An added benefit is that you can apply this to all other areas of your life on an ongoing basis. So ACT is so much more than a treatment for depression or anxiety. You gain a whole set of skills that help you to live a richer and more vital life, and can dip into this tool box time and time again throughout your life.
Dr Nga Tran
Consultant Psychiatrist/ACT Therapist Brisbane ACT Centre
7 Marie Street, Milton 4064
Ph 3193 1072, Fax 3193 1073
Giving our children unconditional love is one thing, and making sure that they perceive it as unconditional love is another.
Giving our children unconditional love is so important as it will teach our children that they are significant no matter what. Once they have a stable and strong sense of "significance" or self, they will then have a good foundation from which to build strong relationships with self and others, and succeed better at life.
One of the books that I often recommend is the 5 love languages. Essentially, it is the "language of connection". If you want to "connect" with someone and build a good foundation for your relationship, you need to do the following....
1 Spending quality time with each other 2 Acts of service ie doing things for each other 3 Physical touch ie hugging, kissing or holding hands 4 Word of affirmation ie telling how much you appreciate each other or praising your partner 5 Gift giving ie to buy gifts for them
Merry Christmas and a Happy New Year to all our readers and to your families. We thank you for your support in 2014 and hope that life will bring you much joy and happiness. We look forward to sharing more ideas with you in 2015!
Chronic pain can have a significant impact on both our physical and emotional well being.
My simple approach to treating chronic pain is as follows...
Treat the cause if you can eg a severe bulging disc with severe nerve impingement.
Treat the pain with non pharmacological methods such as heat, ice, TENS, improving core muscles, massage and physiotherapy.
Treat the pain with pharmacological methods with analgesics such as heat rub, capsicum spray, anti-inflamatory gels, panadol, anti-inflamatories and less ideally narcotics and possibly steroid injection into an inflamed tissue.
Increase the threshold to pain by improving mood, treating depression and anxiety and improving coping skills.
Chronic pain is not easy to treat and often require a multidisciplinary approach.
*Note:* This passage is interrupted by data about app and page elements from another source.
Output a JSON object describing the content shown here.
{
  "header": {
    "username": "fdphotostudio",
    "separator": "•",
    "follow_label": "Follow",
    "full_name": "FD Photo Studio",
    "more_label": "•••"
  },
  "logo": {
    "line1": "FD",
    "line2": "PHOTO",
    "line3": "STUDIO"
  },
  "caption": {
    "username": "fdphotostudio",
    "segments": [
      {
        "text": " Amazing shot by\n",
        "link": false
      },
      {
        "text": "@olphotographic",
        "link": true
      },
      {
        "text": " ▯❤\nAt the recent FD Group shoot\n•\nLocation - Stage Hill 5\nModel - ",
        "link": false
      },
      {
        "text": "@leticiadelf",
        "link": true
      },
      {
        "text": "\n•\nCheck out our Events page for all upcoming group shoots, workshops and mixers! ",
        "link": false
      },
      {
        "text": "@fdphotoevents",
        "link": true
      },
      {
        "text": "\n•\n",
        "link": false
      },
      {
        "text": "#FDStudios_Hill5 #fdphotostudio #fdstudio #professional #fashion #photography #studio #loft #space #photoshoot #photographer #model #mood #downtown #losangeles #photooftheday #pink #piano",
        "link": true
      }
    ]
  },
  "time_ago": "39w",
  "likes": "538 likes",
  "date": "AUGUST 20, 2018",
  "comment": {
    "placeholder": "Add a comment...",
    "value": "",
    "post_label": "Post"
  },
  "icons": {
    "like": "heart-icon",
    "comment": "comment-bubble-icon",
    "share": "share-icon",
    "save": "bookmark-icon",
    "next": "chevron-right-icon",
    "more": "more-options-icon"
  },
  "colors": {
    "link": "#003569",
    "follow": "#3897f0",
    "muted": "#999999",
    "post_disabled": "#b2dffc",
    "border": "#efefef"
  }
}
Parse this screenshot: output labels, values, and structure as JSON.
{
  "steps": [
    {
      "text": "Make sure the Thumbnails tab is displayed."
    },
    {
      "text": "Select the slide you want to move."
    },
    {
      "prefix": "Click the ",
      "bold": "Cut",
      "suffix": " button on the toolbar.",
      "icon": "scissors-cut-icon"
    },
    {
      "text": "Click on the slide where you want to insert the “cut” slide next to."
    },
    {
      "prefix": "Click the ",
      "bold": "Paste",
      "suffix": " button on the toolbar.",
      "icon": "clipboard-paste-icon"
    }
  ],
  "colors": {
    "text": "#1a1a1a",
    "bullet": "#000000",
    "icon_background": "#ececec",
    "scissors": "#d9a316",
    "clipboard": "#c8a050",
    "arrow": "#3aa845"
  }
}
Ask your Doctor about whether you are eligible for a Care Plan and possibly a Team Care Arrangement to access up to 5 Medicare subsidised visits to an Allied Health Professional such as a Physiotherapist.